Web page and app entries
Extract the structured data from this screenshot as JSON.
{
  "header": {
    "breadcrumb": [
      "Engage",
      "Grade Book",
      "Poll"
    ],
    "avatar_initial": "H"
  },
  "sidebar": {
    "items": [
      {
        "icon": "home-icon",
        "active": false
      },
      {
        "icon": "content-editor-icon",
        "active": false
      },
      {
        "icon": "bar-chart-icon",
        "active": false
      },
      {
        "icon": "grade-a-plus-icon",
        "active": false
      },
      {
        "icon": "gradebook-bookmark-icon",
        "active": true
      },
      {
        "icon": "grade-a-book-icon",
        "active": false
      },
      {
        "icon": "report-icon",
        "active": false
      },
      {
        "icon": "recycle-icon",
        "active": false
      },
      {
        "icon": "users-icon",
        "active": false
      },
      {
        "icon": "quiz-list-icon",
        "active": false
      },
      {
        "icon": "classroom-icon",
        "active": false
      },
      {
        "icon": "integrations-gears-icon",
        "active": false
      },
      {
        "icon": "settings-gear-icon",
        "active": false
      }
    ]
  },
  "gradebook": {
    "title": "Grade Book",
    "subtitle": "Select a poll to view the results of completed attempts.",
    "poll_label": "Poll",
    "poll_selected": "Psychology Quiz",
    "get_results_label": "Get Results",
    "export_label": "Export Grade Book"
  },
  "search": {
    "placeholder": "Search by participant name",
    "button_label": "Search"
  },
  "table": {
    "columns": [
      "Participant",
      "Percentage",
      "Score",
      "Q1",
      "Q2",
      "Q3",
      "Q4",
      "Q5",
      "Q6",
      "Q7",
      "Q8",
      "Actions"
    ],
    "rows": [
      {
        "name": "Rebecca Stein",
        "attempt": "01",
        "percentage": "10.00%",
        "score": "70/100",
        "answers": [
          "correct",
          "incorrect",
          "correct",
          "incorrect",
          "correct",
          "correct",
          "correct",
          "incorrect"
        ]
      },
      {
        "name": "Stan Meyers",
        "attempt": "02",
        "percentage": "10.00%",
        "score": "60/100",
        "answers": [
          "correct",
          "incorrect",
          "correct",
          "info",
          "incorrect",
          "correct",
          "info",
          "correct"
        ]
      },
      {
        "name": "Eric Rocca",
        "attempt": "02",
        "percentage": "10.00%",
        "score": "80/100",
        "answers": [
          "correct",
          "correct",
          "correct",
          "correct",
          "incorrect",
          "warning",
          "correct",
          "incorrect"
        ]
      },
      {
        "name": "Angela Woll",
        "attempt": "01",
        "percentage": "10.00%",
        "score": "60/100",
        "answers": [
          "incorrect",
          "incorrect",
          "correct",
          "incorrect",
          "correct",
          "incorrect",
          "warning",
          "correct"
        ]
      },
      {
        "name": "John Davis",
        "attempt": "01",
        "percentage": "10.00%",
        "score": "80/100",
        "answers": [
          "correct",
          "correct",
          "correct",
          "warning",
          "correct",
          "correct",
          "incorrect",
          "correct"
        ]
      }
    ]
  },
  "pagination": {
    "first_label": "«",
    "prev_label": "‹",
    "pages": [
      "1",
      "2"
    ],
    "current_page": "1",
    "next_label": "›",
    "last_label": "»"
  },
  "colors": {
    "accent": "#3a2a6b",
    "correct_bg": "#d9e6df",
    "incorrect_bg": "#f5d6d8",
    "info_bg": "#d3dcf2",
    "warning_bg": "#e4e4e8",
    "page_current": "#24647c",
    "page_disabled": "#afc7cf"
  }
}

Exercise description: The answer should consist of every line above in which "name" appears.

Solution below:
    "placeholder": "Search by participant name",
        "name": "Rebecca Stein",
        "name": "Stan Meyers",
        "name": "Eric Rocca",
        "name": "Angela Woll",
        "name": "John Davis",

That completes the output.